Instead the open source community should demand that open source systems allow other code to be run, albeit not necessarily have access to the encryption keys. So someone could take the Tivo code, recompile it, add features and run it on the Tivo box. But the modified code would not then be able to access the keys used to control access to protected content.
I can't read the Slashdot Story New Fuel Cell Twice As Efficient As Generators. Its been Slashdotted.
Which is a pity because in the scope of things the bandwidth required to support a Slashdotting is a significant but temporary quantity that most ISPs or hosting providers can easily withstand, particularly if the site is running on a virtual host.
Golfers used to buy 'hole in one' insurance to pay for the cost of buying a round of drinks should they score one. We need the same for Slashdot. Hosting companies would simply add a 'Slashdot' box to their order form and for a few cents more the blogger could ensure that they can continue to be seen in the case of a sudden (temporary) increase in popularity.
Larry Flynt has put out another of his million dollar offers for evidence of sexual scandal in Washington D.C.
Reports in the Establishment media suggest that Flynt is on a simple fishing expedition. It seems more likely that his objective is to join the dots between the Washington DC madam scandal and the Abramoff/Wilkes/GOP corruption scandal.
In particular it has been alleged in a number of indictments in the Cunningham/Wilkes corruption scandal that Wilkes and Wade entertained senior members of Congress in the WaterGate hotel at parties where poker, alcohol and prostitutes were provided.
Quite a few people have wondered if there is a link here to the ongoing Palfrey 'D.C. Madam' case. Did she provide the prostitutes? It appears that prosecutors might think so.

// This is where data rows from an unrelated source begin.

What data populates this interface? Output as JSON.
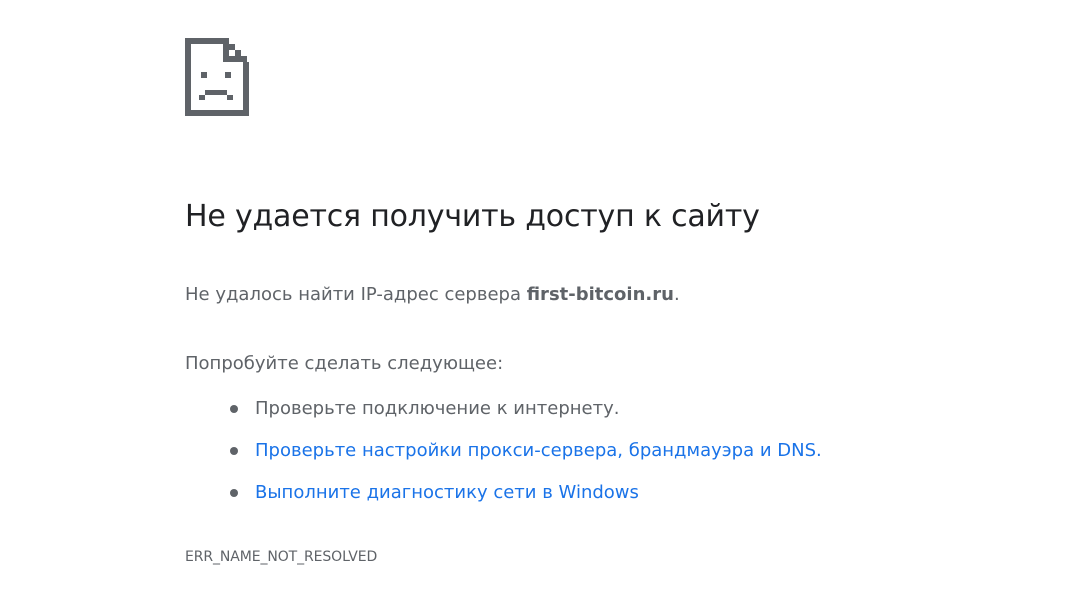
{
  "icon": {
    "name": "sad-page-icon",
    "color": "#5f6368"
  },
  "title": "Не удается получить доступ к сайту",
  "summary": {
    "prefix": "Не удалось найти IP-адрес сервера ",
    "host": "first-bitcoin.ru",
    "suffix": "."
  },
  "suggestions": {
    "heading": "Попробуйте сделать следующее:",
    "items": [
      {
        "text": "Проверьте подключение к интернету.",
        "link": false
      },
      {
        "text": "Проверьте настройки прокси-сервера, брандмауэра и DNS.",
        "link": true
      },
      {
        "text": "Выполните диагностику сети в Windows",
        "link": true
      }
    ]
  },
  "error_code": "ERR_NAME_NOT_RESOLVED",
  "colors": {
    "title": "#202124",
    "body_text": "#5f6368",
    "link": "#1a73e8",
    "background": "#ffffff"
  }
}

Of course the total lack on interest in this particular story by the Establisment media raises questions itself. The allegations are made in federal court indictments in cases that have already led to Congressman Cunningham going to jail for taking $2.5 million in bribes. Instead we are told about how much Democratic candidates have spent on haircuts.
Saturday, June 02, 2007
Like many Canadian airports it is now possible to pass through US immigration in Dublin when flying to the states. But unlike the Canadian scheme the Irish one does not cover customs.
This leads to a major security problem on arrival in Chicago. The airport is built for only two types of arrival: domestic and international. There is no third category for passengers who have passed immigration but not customs.
So when passengers from Ireland arrive at Chicago they mix with the other passengers who have not passed through immigration and then present their stamped customs declaration form to bypass the queues at immigration.
The customs form has no binding to the passenger presenting it. So all it takes to bypass immigration is to arrange to fly to Chicago on an international flight which is scheduled to arrive before a flight from Ireland, hang out in the rest rooms until the Irish flight is in, then present a customs form with a fake stamp to bypass the immigration desk. Alternatively put a passenger with a US passport on the flight from Ireland, on arrival in Chicago they pass their customs form to the terrorist and then pass through immigration as normal.
It would probably cost something to refit Chicago and other airports to handle this situation securely. But the costs are small compared to the $22 billion or so that RealID is going to cost.
By comparing Iraq to Korea, Bush has effectively admitted that the situation is a stalemate and neither side can expect victory.
As far as the US polity is concerned anything short of victory is a defeat.
The statement has effectively made McCain, Romney and Giuliani unelectable. Even the likes of Rush Limbaugh are not going to argue for fifty more years of war in Iraq.